    • D Rizdek

      I note that at the end, he comments that they were working toward seeing if they could build a morality from the bottom up without god. The problem being that they can’t do that if there is a god. Regardless of what they accomplish with these other animals, they are doing it “in the presence of god” so to speak. There is nothing that I can tell that prevent a theoretical god from causing the feelings/tendencies that underpin rudimentary morality in these animals.

      It’s a bit like the argument that there has to be a god because life is too complex to have arisen naturally. And I’ve heard comments like, “they’ve been working for x years to come up with life in a lab and haven’t been able to, so obviously life had to be created by a god.” But of course, I predict that the minute someone does come up with some rudimentary “life in a test tube” from inanimate components, those same commenters would immediately shift to, “well, there is a god so whatever was done, even in the test tube, was influenced by god for god’s own purposes.”

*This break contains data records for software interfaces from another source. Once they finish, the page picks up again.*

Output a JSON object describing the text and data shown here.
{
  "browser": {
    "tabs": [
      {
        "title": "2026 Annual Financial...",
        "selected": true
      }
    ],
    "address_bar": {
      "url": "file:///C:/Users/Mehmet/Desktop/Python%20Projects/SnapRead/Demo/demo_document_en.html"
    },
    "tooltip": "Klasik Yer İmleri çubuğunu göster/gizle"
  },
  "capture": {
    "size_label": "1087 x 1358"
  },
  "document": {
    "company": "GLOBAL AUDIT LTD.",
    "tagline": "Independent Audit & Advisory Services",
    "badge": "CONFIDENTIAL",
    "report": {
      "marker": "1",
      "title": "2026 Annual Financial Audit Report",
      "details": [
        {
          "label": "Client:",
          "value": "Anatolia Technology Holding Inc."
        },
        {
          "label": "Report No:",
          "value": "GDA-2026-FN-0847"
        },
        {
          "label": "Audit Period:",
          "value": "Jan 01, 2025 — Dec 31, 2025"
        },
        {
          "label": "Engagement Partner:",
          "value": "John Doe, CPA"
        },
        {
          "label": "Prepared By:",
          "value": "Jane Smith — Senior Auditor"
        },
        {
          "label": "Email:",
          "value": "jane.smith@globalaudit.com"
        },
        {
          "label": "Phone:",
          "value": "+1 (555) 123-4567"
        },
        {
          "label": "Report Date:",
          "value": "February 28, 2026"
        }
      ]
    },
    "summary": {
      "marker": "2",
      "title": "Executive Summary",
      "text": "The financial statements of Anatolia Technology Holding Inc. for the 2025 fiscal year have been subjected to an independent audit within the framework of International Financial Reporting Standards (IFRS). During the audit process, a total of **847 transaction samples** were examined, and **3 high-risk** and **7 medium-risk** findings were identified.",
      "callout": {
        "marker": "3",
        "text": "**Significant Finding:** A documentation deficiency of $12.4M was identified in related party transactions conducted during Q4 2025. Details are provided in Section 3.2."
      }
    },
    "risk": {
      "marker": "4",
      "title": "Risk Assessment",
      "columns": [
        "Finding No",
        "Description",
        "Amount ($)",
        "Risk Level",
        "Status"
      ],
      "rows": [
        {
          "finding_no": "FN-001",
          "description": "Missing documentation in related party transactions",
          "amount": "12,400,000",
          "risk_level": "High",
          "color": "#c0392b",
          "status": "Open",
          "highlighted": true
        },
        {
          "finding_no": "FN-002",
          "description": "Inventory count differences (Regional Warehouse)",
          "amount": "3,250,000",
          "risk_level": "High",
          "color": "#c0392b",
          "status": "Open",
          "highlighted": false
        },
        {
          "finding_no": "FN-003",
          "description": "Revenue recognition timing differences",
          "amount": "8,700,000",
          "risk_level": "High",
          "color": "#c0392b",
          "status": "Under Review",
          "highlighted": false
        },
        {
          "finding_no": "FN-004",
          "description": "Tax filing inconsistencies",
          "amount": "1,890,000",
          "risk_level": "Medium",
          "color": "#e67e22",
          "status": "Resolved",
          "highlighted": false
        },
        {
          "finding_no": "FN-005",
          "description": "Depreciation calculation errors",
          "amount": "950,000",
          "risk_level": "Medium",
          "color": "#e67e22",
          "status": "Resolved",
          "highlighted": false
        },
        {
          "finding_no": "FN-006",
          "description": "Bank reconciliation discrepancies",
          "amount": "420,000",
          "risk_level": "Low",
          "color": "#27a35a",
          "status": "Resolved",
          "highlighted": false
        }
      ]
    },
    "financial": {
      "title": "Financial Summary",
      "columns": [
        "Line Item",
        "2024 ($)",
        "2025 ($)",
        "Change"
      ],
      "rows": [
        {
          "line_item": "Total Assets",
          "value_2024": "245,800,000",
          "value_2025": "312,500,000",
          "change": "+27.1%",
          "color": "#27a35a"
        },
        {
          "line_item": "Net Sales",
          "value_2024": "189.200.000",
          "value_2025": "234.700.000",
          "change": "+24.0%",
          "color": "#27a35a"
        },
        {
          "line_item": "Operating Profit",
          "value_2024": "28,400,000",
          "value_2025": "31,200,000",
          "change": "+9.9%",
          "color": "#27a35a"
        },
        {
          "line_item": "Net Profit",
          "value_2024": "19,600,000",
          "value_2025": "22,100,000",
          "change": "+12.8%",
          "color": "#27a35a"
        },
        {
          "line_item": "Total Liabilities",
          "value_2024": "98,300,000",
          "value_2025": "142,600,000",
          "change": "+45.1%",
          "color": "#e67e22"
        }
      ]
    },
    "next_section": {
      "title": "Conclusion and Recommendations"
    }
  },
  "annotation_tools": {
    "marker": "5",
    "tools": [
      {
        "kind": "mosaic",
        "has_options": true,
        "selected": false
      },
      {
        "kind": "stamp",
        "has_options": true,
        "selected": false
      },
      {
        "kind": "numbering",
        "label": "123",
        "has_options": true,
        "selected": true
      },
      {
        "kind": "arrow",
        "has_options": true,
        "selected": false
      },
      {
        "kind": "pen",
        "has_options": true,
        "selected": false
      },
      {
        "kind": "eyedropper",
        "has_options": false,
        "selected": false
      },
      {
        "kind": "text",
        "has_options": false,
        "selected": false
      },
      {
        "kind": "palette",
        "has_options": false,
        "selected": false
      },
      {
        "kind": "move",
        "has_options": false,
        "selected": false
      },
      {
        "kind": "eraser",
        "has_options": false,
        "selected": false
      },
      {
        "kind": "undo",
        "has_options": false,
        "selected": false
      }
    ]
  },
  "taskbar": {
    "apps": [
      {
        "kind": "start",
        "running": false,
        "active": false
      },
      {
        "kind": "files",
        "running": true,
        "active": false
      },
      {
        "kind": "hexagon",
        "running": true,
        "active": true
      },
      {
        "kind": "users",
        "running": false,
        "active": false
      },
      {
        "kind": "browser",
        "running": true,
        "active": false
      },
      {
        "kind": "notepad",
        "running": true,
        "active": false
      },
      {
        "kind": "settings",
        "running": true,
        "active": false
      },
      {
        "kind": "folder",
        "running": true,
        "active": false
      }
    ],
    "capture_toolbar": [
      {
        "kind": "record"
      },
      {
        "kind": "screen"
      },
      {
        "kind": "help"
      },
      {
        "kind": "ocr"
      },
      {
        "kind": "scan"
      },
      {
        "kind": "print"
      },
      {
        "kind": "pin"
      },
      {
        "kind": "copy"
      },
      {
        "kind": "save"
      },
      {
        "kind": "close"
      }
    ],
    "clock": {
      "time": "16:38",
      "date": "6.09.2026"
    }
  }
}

      • John Grove

        “The problem being that they can’t do that if there is a god.”

        How would accepting the demands of God as being absolutely true and correct enable us to get any closer to objectively grounding morality?